§ To do
Filter the entries below, keeping every line that has the word "this".

== Segment start ==

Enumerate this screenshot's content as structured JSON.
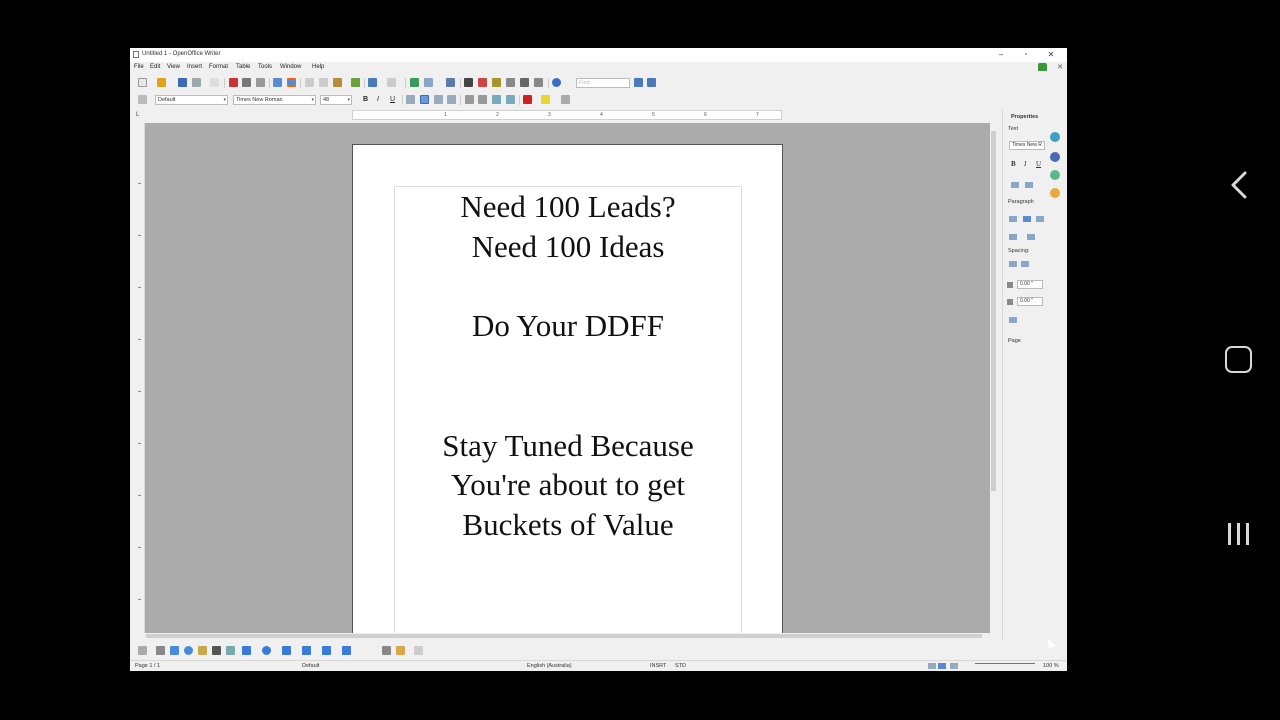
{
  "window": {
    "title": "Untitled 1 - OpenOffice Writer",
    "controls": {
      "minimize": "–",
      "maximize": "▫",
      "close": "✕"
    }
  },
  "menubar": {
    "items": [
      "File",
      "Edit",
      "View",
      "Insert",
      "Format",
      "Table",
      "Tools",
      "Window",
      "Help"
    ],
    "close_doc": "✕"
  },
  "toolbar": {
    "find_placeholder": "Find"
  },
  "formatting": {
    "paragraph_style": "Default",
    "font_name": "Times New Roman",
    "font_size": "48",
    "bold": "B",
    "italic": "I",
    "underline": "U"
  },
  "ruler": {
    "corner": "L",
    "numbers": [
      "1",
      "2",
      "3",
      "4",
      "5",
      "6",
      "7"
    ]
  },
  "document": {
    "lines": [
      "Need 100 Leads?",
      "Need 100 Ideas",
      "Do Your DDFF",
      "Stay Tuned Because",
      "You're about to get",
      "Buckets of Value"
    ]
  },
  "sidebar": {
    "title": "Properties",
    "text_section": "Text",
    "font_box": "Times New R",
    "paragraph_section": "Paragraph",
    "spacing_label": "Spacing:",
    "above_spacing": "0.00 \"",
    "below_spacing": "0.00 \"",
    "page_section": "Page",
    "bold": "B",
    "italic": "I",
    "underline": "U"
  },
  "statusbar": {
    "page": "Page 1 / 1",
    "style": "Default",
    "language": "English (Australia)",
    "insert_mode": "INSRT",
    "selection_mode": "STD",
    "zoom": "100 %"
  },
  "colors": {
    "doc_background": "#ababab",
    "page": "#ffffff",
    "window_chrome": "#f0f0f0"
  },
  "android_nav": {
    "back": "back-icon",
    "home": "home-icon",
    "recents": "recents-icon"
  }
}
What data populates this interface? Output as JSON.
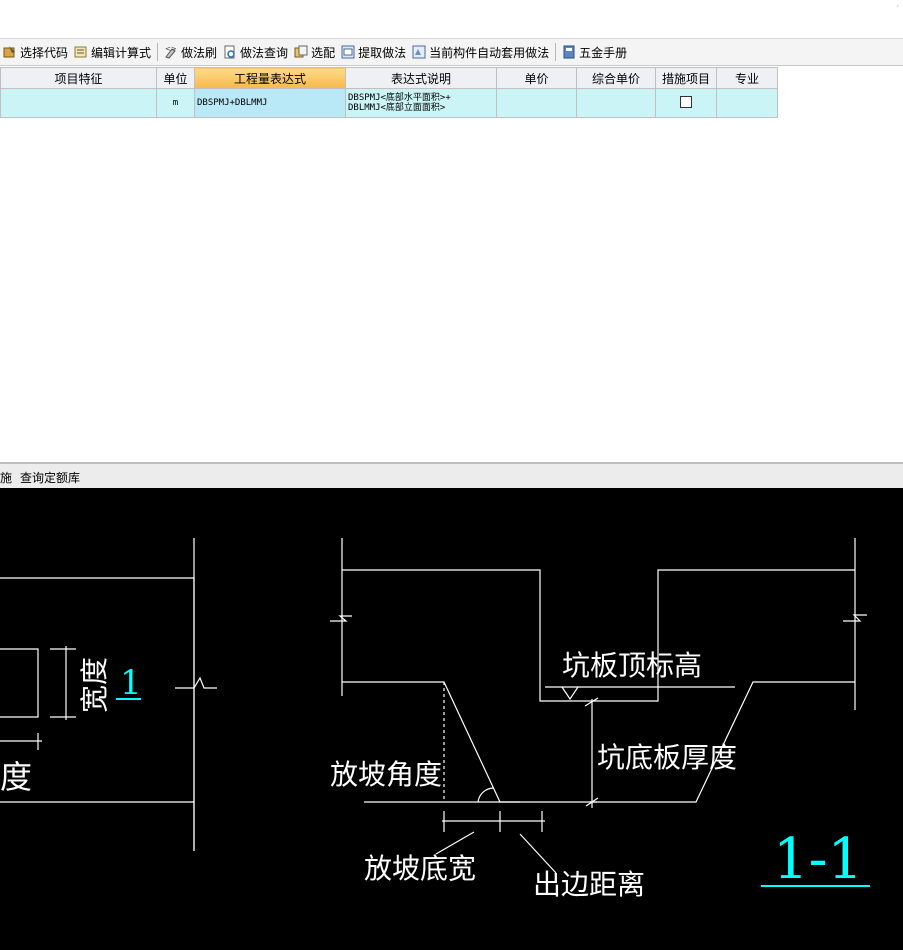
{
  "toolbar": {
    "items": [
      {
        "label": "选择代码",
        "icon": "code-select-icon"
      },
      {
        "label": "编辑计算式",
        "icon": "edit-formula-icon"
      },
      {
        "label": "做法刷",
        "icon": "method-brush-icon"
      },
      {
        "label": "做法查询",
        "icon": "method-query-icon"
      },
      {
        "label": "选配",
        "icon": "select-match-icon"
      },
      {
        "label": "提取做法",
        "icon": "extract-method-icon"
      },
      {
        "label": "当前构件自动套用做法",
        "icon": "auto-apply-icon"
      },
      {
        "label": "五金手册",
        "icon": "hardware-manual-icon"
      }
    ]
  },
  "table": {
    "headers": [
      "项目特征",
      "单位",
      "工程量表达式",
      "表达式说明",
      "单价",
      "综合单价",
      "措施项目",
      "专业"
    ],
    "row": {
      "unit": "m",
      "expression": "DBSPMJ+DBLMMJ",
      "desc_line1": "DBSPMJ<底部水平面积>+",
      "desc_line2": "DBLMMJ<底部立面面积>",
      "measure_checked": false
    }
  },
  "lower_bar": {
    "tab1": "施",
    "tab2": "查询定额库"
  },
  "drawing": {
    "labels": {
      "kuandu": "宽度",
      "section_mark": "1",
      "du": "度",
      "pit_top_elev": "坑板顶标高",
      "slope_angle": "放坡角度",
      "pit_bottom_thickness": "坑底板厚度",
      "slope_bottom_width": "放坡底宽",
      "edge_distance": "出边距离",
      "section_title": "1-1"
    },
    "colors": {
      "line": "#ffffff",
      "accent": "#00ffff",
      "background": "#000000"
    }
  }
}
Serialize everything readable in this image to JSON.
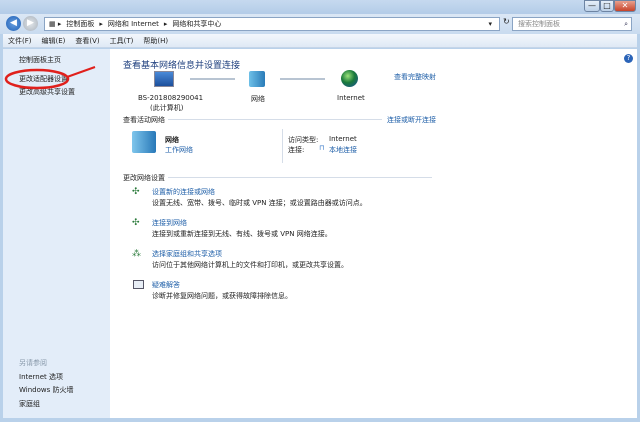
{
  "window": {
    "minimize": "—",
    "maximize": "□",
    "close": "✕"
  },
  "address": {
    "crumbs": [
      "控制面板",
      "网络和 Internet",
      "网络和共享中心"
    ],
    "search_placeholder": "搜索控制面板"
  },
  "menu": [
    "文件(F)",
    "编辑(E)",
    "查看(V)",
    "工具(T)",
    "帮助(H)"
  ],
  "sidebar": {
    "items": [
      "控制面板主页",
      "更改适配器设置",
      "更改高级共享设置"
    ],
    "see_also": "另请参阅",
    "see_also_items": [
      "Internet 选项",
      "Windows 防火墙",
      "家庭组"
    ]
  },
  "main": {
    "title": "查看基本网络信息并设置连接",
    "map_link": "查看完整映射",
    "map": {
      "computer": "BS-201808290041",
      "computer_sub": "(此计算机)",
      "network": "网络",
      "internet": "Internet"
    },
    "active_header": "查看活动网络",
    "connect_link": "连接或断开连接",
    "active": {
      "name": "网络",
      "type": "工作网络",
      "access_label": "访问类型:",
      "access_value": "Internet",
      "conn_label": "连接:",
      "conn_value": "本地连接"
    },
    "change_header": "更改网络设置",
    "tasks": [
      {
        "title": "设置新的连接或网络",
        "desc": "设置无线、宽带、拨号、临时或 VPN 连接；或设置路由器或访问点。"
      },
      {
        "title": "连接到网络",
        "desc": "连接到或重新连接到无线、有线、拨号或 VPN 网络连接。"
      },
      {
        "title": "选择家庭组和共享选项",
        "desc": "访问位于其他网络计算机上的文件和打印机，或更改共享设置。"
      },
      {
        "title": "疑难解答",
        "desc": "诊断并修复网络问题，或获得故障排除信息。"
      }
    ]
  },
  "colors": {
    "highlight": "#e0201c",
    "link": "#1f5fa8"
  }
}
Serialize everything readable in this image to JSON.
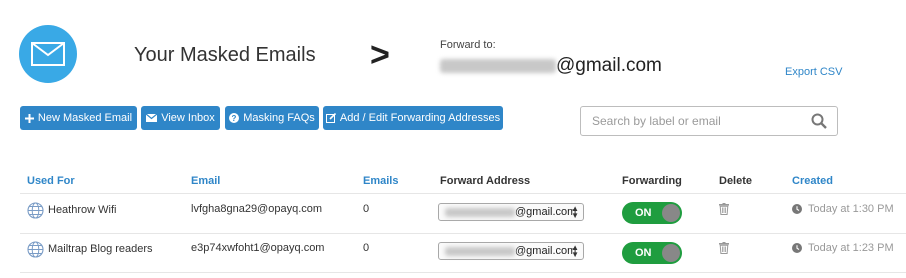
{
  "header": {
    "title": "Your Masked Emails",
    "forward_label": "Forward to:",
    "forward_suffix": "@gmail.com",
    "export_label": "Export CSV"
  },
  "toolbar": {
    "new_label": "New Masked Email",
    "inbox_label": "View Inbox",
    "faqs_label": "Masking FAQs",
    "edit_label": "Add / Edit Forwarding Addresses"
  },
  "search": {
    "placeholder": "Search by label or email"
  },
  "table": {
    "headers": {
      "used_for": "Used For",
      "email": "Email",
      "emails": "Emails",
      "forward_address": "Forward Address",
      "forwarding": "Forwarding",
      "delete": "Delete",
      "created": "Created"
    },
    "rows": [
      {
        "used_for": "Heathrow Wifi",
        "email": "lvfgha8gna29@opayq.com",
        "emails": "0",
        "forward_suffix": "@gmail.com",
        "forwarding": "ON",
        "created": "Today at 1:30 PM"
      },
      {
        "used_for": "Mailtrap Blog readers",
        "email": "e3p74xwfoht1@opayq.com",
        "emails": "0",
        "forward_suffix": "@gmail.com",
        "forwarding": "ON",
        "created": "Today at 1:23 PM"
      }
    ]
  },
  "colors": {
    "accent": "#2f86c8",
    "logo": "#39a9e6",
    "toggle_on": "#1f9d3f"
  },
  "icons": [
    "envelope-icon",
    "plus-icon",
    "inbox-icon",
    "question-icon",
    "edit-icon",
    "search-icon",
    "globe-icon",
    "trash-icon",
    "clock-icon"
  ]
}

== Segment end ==

§ Written response
Enumerate this screenshot's content as structured JSON.
What data populates this interface? Output as JSON.
Serialize everything readable in this image to JSON.
Serialize everything readable in this image to JSON.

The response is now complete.